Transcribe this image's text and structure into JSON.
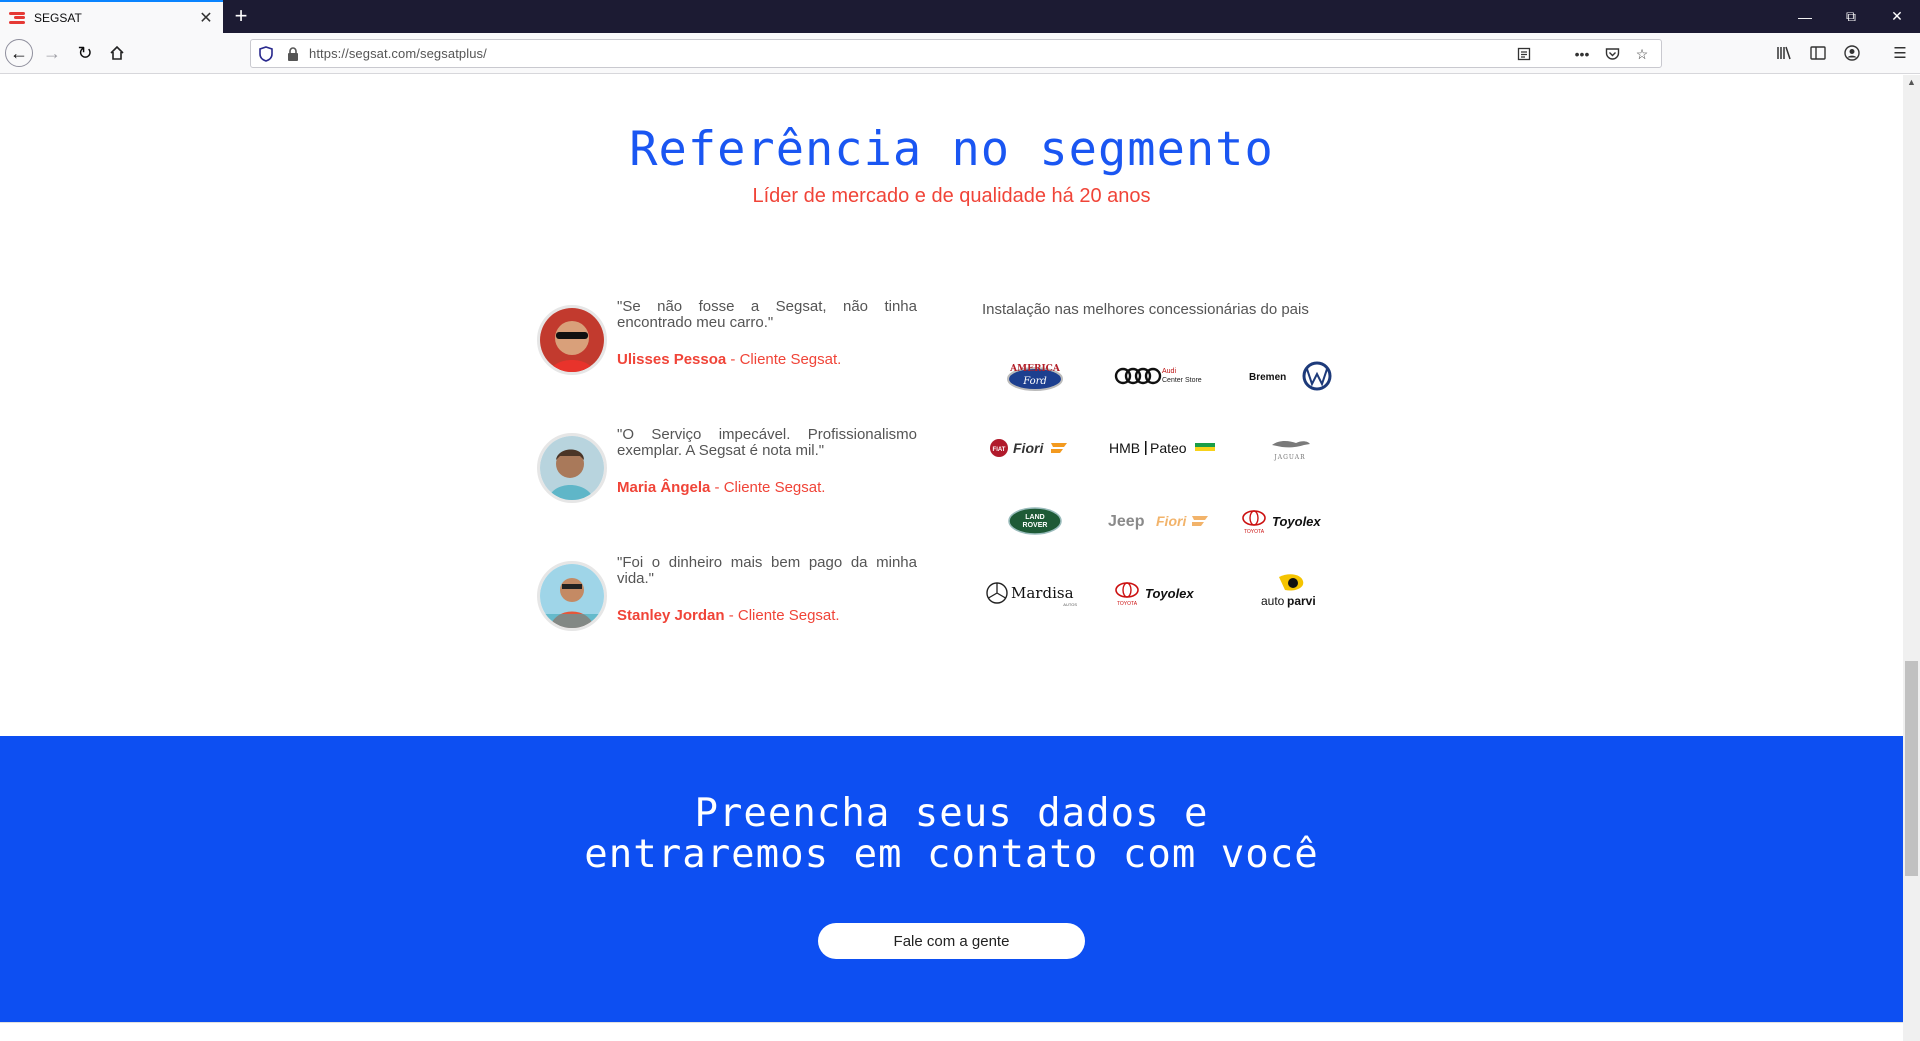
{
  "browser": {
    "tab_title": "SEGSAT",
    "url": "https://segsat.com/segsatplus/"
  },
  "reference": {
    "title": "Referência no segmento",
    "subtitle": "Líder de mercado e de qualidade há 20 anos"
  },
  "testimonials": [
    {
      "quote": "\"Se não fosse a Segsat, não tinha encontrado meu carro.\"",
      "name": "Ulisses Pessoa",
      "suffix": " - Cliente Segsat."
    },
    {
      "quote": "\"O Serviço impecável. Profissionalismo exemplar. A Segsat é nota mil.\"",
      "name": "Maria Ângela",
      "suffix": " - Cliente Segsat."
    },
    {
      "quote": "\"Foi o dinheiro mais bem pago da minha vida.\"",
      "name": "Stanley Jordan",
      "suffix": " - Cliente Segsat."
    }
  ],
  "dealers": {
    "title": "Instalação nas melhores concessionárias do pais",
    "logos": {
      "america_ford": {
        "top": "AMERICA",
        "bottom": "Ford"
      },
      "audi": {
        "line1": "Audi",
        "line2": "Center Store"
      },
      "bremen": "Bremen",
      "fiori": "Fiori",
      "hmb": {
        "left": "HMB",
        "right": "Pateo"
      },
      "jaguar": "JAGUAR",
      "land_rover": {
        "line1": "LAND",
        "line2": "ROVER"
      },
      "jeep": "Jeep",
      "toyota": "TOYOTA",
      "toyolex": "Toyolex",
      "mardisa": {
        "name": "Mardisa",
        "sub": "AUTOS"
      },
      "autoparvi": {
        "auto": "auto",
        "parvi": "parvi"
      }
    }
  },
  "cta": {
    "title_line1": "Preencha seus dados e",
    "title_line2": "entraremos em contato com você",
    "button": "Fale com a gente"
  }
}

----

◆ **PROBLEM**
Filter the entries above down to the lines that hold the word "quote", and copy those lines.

◆ **TASK OUTPUT**
      "quote": "\"Se não fosse a Segsat, não tinha encontrado meu carro.\"",
      "quote": "\"O Serviço impecável. Profissionalismo exemplar. A Segsat é nota mil.\"",
      "quote": "\"Foi o dinheiro mais bem pago da minha vida.\"",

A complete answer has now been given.